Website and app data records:
----------

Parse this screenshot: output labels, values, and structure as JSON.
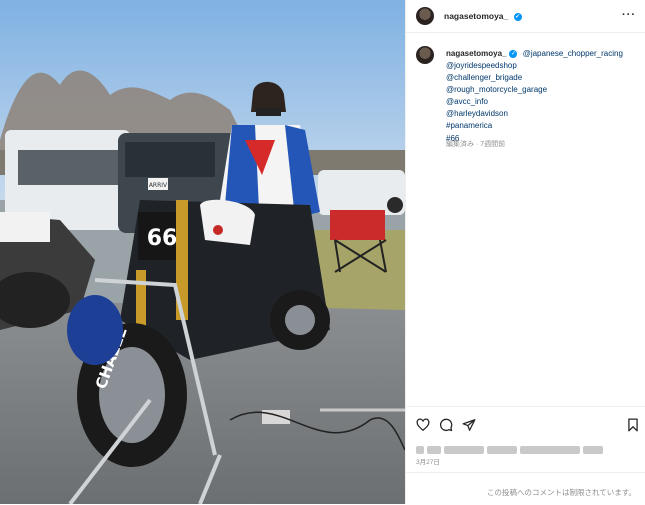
{
  "post": {
    "author": "nagasetomoya_",
    "caption_tags": [
      "@japanese_chopper_racing",
      "@joyridespeedshop",
      "@challenger_brigade",
      "@rough_motorcycle_garage",
      "@avcc_info",
      "@harleydavidson",
      "#panamerica",
      "#66"
    ],
    "meta": "編集済み · 7週間前",
    "date": "3月27日"
  },
  "photo": {
    "bike_number": "66",
    "tire_text": "CHALLE",
    "sign_text": "ARRIV"
  },
  "footer": {
    "comments_disabled": "この投稿へのコメントは制限されています。"
  },
  "icons": [
    "heart-icon",
    "comment-icon",
    "share-icon",
    "bookmark-icon",
    "more-options-icon",
    "verified-icon"
  ],
  "colors": {
    "link": "#00376b",
    "verified": "#0095f6",
    "meta": "#8e8e8e"
  }
}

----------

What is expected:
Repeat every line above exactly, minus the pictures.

Your solution:
Parse this screenshot: output labels, values, and structure as JSON.
{
  "post": {
    "author": "nagasetomoya_",
    "caption_tags": [
      "@japanese_chopper_racing",
      "@joyridespeedshop",
      "@challenger_brigade",
      "@rough_motorcycle_garage",
      "@avcc_info",
      "@harleydavidson",
      "#panamerica",
      "#66"
    ],
    "meta": "編集済み · 7週間前",
    "date": "3月27日"
  },
  "photo": {
    "bike_number": "66",
    "tire_text": "CHALLE",
    "sign_text": "ARRIV"
  },
  "footer": {
    "comments_disabled": "この投稿へのコメントは制限されています。"
  },
  "icons": [
    "heart-icon",
    "comment-icon",
    "share-icon",
    "bookmark-icon",
    "more-options-icon",
    "verified-icon"
  ],
  "colors": {
    "link": "#00376b",
    "verified": "#0095f6",
    "meta": "#8e8e8e"
  }
}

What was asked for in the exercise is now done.